Telescope to hunt for black holes
LOS ANGELES—The U.S. space agency launched its newest X-ray space telescope yesterday on a mission to hunt for black holes and other hard-to-see objects lurking in the Milky Way and other galaxies.
“It’s a terrific day,” assistant launch director Tim Dunn said.
The telescope was boosted into orbit by a rocket released from a aircraft that took off from the remote Kwajalein Atoll, a Pacific island halfway between Hawaii and Australia.
The Nuclear Spectroscopic Telescope Array, or NuStar for short, focuses high-energy X-rays to peer through gas and dust in search of supermassive black holes in the centre of galaxies, remnants of exploded stars, and other exotic celestial objects.
While black holes are invisible, the region around them gives off telltale X-rays. NuStar will observe previously known black holes and map hidden ones.
Scientists hope to better understand how galaxies form and evolve.
“We can view black holes and galaxies even if they’re enshrouded with dust and gas,” chief scientist Fiona Harrison, of the California Institute of Technology, said earlier this week.
“If you had high-energy X-ray eyes and you stared up out of the galaxy, what you would see is the glow of all the massive black holes sprinkled throughout the cosmos,” she explained.
NuStar also will hunt for the remains of ancient supernovae—stars that exploded in past centuries.
If it’s lucky, it’ll witness a star’s death throes, but such events don’t happen often and the telescope will have to be pointed at the right place at the right time.

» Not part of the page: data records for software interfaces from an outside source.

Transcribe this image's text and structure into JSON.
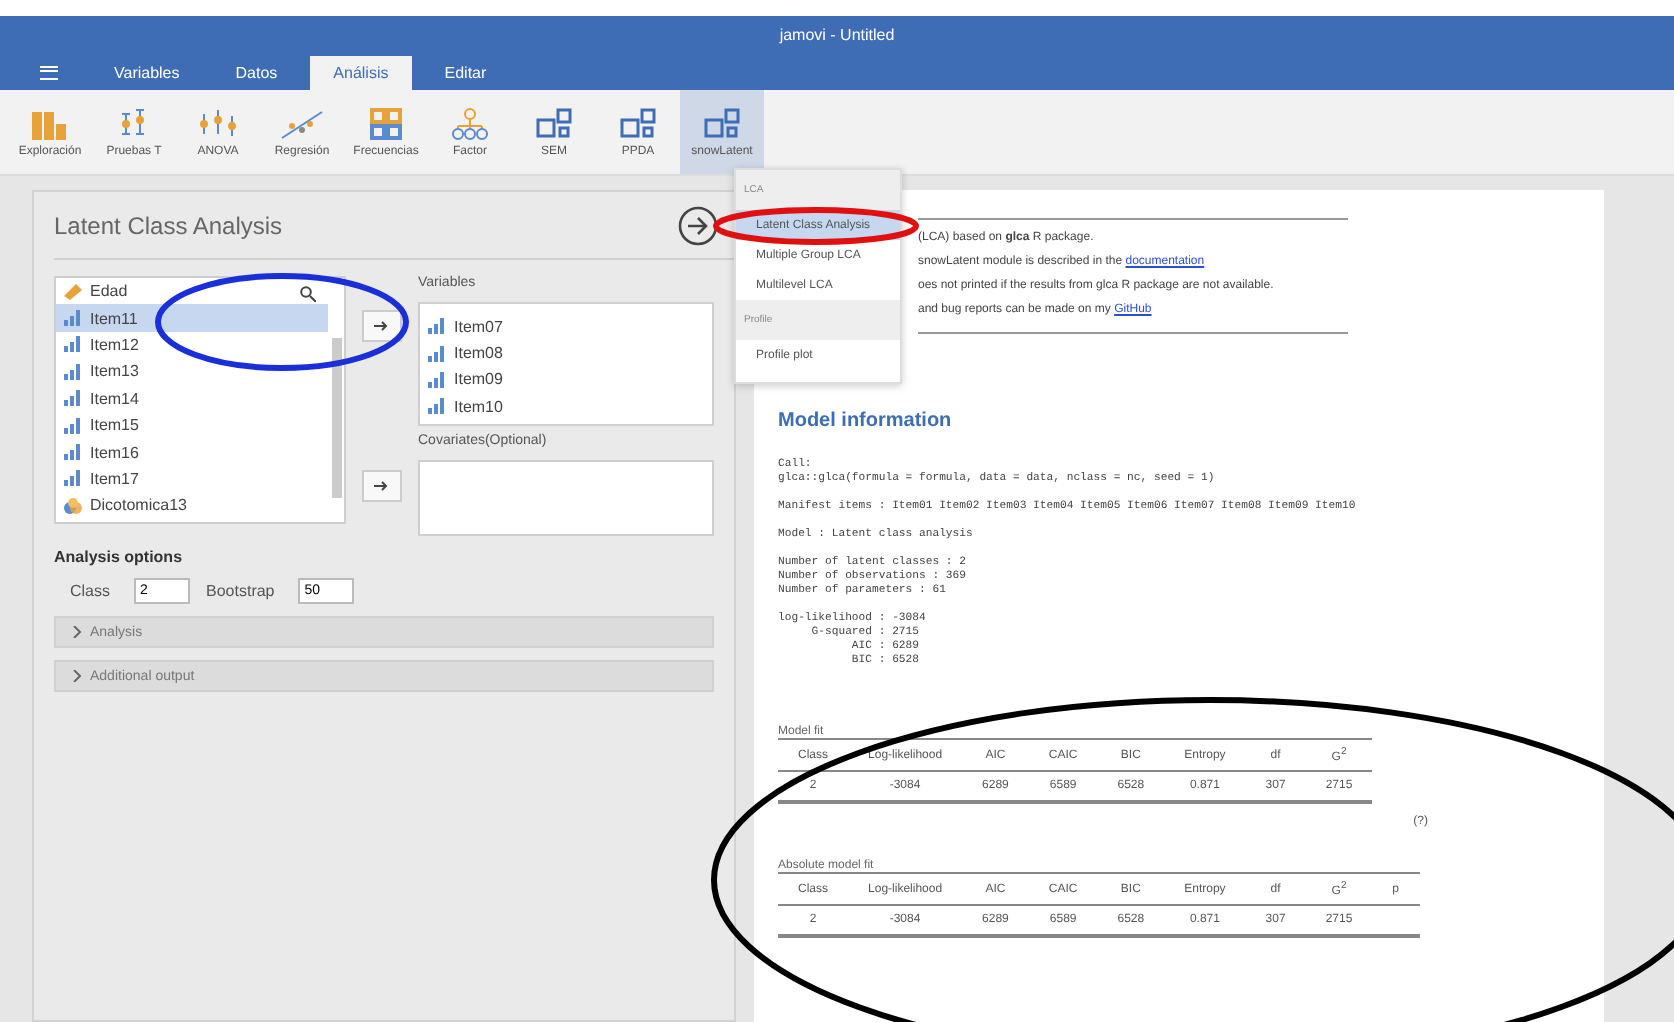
{
  "window": {
    "title": "jamovi - Untitled"
  },
  "tabs": [
    {
      "label": "Variables",
      "selected": false
    },
    {
      "label": "Datos",
      "selected": false
    },
    {
      "label": "Análisis",
      "selected": true
    },
    {
      "label": "Editar",
      "selected": false
    }
  ],
  "ribbon": [
    {
      "label": "Exploración",
      "kind": "bars",
      "selected": false
    },
    {
      "label": "Pruebas T",
      "kind": "ttest",
      "selected": false
    },
    {
      "label": "ANOVA",
      "kind": "anova",
      "selected": false
    },
    {
      "label": "Regresión",
      "kind": "regression",
      "selected": false
    },
    {
      "label": "Frecuencias",
      "kind": "grid",
      "selected": false
    },
    {
      "label": "Factor",
      "kind": "tree",
      "selected": false
    },
    {
      "label": "SEM",
      "kind": "boxes",
      "selected": false
    },
    {
      "label": "PPDA",
      "kind": "boxes",
      "selected": false
    },
    {
      "label": "snowLatent",
      "kind": "boxes",
      "selected": true
    }
  ],
  "menu": {
    "groups": [
      {
        "header": "LCA",
        "items": [
          {
            "label": "Latent Class Analysis",
            "selected": true
          },
          {
            "label": "Multiple Group LCA",
            "selected": false
          },
          {
            "label": "Multilevel LCA",
            "selected": false
          }
        ]
      },
      {
        "header": "Profile",
        "items": [
          {
            "label": "Profile plot",
            "selected": false
          }
        ]
      }
    ]
  },
  "analysis": {
    "title": "Latent Class Analysis",
    "source_variables": [
      {
        "name": "Edad",
        "kind": "continuous",
        "selected": false
      },
      {
        "name": "Item11",
        "kind": "ordinal",
        "selected": true
      },
      {
        "name": "Item12",
        "kind": "ordinal",
        "selected": false
      },
      {
        "name": "Item13",
        "kind": "ordinal",
        "selected": false
      },
      {
        "name": "Item14",
        "kind": "ordinal",
        "selected": false
      },
      {
        "name": "Item15",
        "kind": "ordinal",
        "selected": false
      },
      {
        "name": "Item16",
        "kind": "ordinal",
        "selected": false
      },
      {
        "name": "Item17",
        "kind": "ordinal",
        "selected": false
      },
      {
        "name": "Dicotomica13",
        "kind": "nominal",
        "selected": false
      }
    ],
    "variables": {
      "label": "Variables",
      "items": [
        {
          "name": "Item07",
          "kind": "ordinal"
        },
        {
          "name": "Item08",
          "kind": "ordinal"
        },
        {
          "name": "Item09",
          "kind": "ordinal"
        },
        {
          "name": "Item10",
          "kind": "ordinal"
        }
      ]
    },
    "covariates": {
      "label": "Covariates(Optional)"
    },
    "options_heading": "Analysis options",
    "options": [
      {
        "label": "Class",
        "value": "2"
      },
      {
        "label": "Bootstrap",
        "value": "50"
      }
    ],
    "sections": [
      {
        "label": "Analysis",
        "expanded": false
      },
      {
        "label": "Additional output",
        "expanded": false
      }
    ]
  },
  "results": {
    "intro": [
      "(LCA) based on **glca** R package.",
      {
        "text": "snowLatent module is described in the ",
        "link": "documentation"
      },
      "oes not printed if the results from glca R package are not available.",
      {
        "text": "and bug reports can be made on my ",
        "link": "GitHub"
      }
    ],
    "heading": "Model information",
    "output": "Call:\nglca::glca(formula = formula, data = data, nclass = nc, seed = 1)\n\nManifest items : Item01 Item02 Item03 Item04 Item05 Item06 Item07 Item08 Item09 Item10\n\nModel : Latent class analysis\n\nNumber of latent classes : 2\nNumber of observations : 369\nNumber of parameters : 61\n\nlog-likelihood : -3084\n     G-squared : 2715\n           AIC : 6289\n           BIC : 6528",
    "tables": [
      {
        "title": "Model fit",
        "columns": [
          "Class",
          "Log-likelihood",
          "AIC",
          "CAIC",
          "BIC",
          "Entropy",
          "df",
          "G$^{2}$"
        ],
        "rows": [
          [
            "2",
            "-3084",
            "6289",
            "6589",
            "6528",
            "0.871",
            "307",
            "2715"
          ]
        ],
        "footnote": "(?)"
      },
      {
        "title": "Absolute model fit",
        "columns": [
          "Class",
          "Log-likelihood",
          "AIC",
          "CAIC",
          "BIC",
          "Entropy",
          "df",
          "G$^{2}$",
          "p"
        ],
        "rows": [
          [
            "2",
            "-3084",
            "6289",
            "6589",
            "6528",
            "0.871",
            "307",
            "2715"
          ]
        ]
      }
    ]
  }
}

The launch comes at a trying time for NASA’s astrophysics division. Last week, the space agency killed an X-ray telescope mission because it failed to come in on budget.
That mission, called GEMS, was supposed to launch in 2014 and would have observed many of the same targets as NuStar.

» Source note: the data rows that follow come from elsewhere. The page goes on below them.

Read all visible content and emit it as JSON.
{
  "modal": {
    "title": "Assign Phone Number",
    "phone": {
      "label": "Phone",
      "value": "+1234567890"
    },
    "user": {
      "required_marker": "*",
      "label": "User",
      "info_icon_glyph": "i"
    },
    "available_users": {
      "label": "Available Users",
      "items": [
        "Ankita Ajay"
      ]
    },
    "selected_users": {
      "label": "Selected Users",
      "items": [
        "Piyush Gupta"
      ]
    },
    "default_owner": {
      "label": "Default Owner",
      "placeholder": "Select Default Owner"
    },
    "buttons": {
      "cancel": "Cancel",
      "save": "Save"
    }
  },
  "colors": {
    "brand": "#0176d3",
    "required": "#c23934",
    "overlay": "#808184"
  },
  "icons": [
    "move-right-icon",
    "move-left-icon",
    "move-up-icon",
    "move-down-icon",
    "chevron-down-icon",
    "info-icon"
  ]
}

NASA, however, is pressing ahead with its flagship astrophysics mission—the budget-busting James Webb Space Telescope, considered the successor to the Hubble Space Telescope.
It has the capability of peering deeper into the universe and back in time than ever, and is expected to launch in 2018 with an $8-billion price tag.